Wednesday, September 28, 2016

Obsession by Michael Des Barres

Most people are aware of Animotion's big hit (to the extent that they could fairly be called a one-hit wonder) "Obsession" from November of 1984.  What is actually not known by very many is that Animotion were actually covering the song; it was written by Michael Des Barres and Holly Knight and recorded at least a year earlier.  As near as I can tell, the single was only ever a promotional release in the US (so I don't know exactly how you were to get a hold of it as a general consumer) although there was a UK 12" release that appears to be a general release, and it was also on the soundtrack of the big flop of a movie A Night in Heaven starring the guy from The Blue Lagoon as a college aged stripper who has a fling with his professor, who's own marriage is struggling, blah, blah, blah.  The movie was a big flop, hardly made any money, neither critics nor audiences liked it, but it did give us...

Brian Adams' hit song "Heaven"—a full year and a half before it was added to his own mega-hit album Reckless and was re-released as a single.  And, of course, the original version of "Obsession."  Which, when I discovered this, I had to hear immediately, of course.  At first, compared to the much more famous Animotion version, it sounded odd and weird, but it grew on me quickly.

This video below isn't the original version.  Oh, it's the original songwriter and performer, but this is a completely re-recorded version.  Instead of being a duet with Holly Knight—which it was the first time around—it's with Teal Collins Zee, otherwise known from the Austin, TX music scene as part of the country music band Mother Truckers (originally from Marin County CA, apparently.)  Seems like an odd choice, but she does a good job.  I really like this remake by the original artist.

As an aside, there are lots of versions of this song out there.  It's been covered many times, and is clearly an important component of mid-80s pop culture.  For some more overtly synthpopy versions than Michael Des Barres and Holly Knight's original, check out the version by The Azoic, Electric Six or Glitch Factor.  For weird, creepy versions, check out versions by Golden State or Karen O.  And there are even heavy metal versions (Terminatryx) and other pop-rock versions (Just Kait with School Boy Humor) and even a pseudo-chiptunes version of it by Detour Zero.

And, of course, don't miss the Animotion version.  I like the "extended" version (which on my old cassette tape was just the album version) which has a minute and a half or so of guitar solo outro.

Thursday, September 8, 2016

So Electric by Lifelike

Ok, no... this is clearly my favorite synthwave song that I've heard yet (probably closely followed by either "Early Summer" or "Elevator of Love" by Miami Nights 1984... but that gives me something else to post later.)

Lifelike is a French artist (with a German last name) which seems to be particularly common in the synthwave movement.  But this song is just brilliant.  And whoever it was that thought of adding the William Powell dialogue and the Xanadu dance scenes is a genius.  Olivia Newton-John was still pretty hot in 1980, wasn't she?  And holy cow, that's Gene Kelly on roller skates there!

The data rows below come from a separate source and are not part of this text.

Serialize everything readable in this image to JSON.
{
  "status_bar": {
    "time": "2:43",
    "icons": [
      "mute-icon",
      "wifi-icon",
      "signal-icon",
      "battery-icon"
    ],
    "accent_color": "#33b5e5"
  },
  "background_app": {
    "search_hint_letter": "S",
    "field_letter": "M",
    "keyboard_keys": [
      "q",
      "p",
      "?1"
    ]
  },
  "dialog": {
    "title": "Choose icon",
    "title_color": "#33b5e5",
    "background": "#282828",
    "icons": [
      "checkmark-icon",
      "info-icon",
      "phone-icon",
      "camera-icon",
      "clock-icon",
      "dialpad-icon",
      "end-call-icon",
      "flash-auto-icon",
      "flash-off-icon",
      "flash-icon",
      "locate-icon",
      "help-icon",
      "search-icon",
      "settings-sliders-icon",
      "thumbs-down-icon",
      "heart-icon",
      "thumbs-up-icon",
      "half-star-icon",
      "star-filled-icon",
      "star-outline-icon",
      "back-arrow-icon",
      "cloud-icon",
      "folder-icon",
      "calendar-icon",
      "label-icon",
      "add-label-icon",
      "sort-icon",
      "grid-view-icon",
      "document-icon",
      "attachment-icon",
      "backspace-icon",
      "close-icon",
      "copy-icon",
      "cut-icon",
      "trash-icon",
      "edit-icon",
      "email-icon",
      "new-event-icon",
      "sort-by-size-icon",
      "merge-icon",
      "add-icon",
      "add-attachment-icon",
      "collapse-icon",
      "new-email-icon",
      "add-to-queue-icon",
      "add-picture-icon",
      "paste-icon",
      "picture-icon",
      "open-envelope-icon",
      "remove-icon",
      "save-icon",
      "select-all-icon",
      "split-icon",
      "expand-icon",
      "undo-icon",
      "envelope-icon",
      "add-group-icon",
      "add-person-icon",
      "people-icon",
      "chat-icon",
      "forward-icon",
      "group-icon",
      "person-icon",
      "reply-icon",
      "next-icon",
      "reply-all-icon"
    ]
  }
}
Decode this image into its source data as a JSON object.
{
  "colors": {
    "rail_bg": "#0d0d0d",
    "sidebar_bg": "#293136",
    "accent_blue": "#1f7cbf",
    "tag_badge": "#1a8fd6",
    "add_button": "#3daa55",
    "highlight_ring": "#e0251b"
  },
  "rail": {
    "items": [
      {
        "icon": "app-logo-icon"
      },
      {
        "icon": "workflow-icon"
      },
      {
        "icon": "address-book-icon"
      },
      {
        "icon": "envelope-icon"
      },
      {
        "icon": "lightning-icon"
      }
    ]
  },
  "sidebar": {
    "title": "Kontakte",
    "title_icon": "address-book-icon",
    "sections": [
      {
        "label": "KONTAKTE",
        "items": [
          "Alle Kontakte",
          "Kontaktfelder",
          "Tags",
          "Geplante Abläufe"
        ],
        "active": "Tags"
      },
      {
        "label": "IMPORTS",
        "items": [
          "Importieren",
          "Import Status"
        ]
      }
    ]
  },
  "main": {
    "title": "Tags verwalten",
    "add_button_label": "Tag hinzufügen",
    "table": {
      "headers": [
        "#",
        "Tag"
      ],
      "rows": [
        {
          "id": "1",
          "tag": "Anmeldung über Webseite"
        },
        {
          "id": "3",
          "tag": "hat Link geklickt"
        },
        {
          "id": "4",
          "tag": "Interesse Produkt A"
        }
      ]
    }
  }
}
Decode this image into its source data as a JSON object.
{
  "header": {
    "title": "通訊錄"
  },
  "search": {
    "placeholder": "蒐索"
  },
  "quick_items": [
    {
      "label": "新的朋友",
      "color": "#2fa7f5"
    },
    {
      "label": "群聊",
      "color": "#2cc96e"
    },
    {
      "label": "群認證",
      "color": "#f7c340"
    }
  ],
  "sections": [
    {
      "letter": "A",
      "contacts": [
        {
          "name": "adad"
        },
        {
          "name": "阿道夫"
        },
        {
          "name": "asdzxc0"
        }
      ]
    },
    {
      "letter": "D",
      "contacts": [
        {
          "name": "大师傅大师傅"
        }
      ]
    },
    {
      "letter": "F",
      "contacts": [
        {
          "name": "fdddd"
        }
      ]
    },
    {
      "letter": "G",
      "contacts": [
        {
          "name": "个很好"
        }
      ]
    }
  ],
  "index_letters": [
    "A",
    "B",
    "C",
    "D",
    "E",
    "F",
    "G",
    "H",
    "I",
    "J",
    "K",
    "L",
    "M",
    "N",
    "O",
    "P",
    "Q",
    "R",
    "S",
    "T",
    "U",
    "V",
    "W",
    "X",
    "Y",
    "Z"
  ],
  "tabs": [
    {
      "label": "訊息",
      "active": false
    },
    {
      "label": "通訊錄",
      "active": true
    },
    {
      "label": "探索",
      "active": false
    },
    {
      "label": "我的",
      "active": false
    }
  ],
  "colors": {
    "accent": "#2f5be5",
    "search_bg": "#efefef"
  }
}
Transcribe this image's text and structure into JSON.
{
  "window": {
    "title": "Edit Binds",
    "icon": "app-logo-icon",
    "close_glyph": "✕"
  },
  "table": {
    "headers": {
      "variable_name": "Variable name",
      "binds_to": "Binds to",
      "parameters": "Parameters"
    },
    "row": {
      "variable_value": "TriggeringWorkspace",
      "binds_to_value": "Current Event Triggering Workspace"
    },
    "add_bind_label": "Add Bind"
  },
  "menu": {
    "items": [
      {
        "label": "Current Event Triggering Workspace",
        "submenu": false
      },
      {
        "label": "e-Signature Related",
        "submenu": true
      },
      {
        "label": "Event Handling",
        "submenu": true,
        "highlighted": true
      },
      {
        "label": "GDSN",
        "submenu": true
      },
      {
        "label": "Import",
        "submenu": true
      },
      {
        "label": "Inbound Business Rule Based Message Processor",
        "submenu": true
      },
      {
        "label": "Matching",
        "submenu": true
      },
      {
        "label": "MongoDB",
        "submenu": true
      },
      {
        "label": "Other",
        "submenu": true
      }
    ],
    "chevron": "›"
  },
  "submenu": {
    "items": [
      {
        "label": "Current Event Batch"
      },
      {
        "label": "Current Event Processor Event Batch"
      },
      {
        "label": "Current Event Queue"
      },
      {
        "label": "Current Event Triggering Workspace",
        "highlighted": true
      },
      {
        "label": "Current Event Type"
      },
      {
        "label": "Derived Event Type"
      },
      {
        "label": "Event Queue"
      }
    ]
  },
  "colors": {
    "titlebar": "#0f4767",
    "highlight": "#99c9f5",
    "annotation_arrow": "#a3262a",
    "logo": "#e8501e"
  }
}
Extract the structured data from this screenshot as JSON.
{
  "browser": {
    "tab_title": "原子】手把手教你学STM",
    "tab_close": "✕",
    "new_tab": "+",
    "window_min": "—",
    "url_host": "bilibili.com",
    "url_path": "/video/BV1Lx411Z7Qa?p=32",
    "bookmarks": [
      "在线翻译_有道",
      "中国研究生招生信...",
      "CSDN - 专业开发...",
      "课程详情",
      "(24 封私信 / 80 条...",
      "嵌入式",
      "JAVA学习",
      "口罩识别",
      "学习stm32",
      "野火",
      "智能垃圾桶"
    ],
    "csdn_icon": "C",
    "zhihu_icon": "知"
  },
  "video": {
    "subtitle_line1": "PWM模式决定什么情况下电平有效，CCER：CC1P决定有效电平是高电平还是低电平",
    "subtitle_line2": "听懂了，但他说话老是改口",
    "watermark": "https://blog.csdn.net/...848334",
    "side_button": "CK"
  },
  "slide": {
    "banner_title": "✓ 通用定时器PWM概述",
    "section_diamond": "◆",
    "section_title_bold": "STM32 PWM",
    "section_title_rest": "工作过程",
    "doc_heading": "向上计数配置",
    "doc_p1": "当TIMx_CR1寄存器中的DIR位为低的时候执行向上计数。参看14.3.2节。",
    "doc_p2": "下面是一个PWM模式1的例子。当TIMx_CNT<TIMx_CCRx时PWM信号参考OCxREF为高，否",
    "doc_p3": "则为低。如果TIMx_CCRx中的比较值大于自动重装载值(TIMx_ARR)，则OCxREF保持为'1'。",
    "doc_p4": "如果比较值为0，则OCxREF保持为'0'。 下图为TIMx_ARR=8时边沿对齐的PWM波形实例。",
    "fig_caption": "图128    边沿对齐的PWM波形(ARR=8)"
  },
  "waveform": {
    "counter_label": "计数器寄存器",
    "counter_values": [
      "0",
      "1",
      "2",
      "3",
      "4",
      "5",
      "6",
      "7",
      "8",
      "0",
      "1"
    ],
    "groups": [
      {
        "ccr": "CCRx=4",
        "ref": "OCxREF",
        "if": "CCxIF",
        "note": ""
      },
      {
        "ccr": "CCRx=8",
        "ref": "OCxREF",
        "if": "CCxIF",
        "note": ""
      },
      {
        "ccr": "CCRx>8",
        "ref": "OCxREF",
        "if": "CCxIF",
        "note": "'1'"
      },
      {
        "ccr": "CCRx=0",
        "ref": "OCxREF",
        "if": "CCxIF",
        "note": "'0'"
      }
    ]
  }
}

Wednesday, September 7, 2016

Under Your Spell by Desire

Thanks in part to the popularity of shows like the Netflix original Stranger Things, a formerly quiet movement in electronic music called "synthwave" is starting to get mainstream attention.  It had also been featured in the soundtrack to 2011's move Drive although that wasn't quite big enough to have come to my attention, at least.  "Under Your Spell" by Desire is from the Drive soundtrack.  Prior to that, Daft Punk's Tron: Legacy soundtrack seems to have foreshadowed the growing importance of the genre.

Synthwave, basically, sounds like 80s music soundtracks.  It's not just like the odd retro-sounding, analog synth-using synthpop band; although a few tracks kind of lean that direction.  Most of the artists operating in this space do not have any vocals, and write instrumentals.  Their official music videos either feature very old-fashioned 80s-looking video game graphics, or pictures of cars that were popular in the 80s like old Lamborghini Countachs or Ferrari Testarossas, or 80s style Trans Ams.  Much of it is kind of downtempo, although certainly not all of it.  It's not as extreme a version of nostalgia-indulgence as the chiptunes genre, where the main instrument is literally the musical chip from an old Sega Genesis or Nintendo NES or something like that, but at the same time, the idea that this is all some kind of "lost" 80s music soundtracks is integral to the genre.

This selection is one of the more stand-out tracks; my exploration of synthwave recently has convinced me that most tracks are not.  Rather, they best serve when linked together and played in the background rather than listened to as if they are really "hit single" capable.  To get a good sense of the genre, search up youtube for synthwave.  Most of your hits will actually be big sets of a bunch of songs put together into a single video—and this is probably the best way to listen to it, actually.  While there's lots to choose from, I got my initial sampling of what the genre meant in particular in the "Best of Synthwave and Retro Electro" in two hour and a half long parts, and "Best of Synthwave - Enjoy the Summer Mix" in three hour and a half long mixes.

But in the meantime, here's "Under Your Spell" by Desire.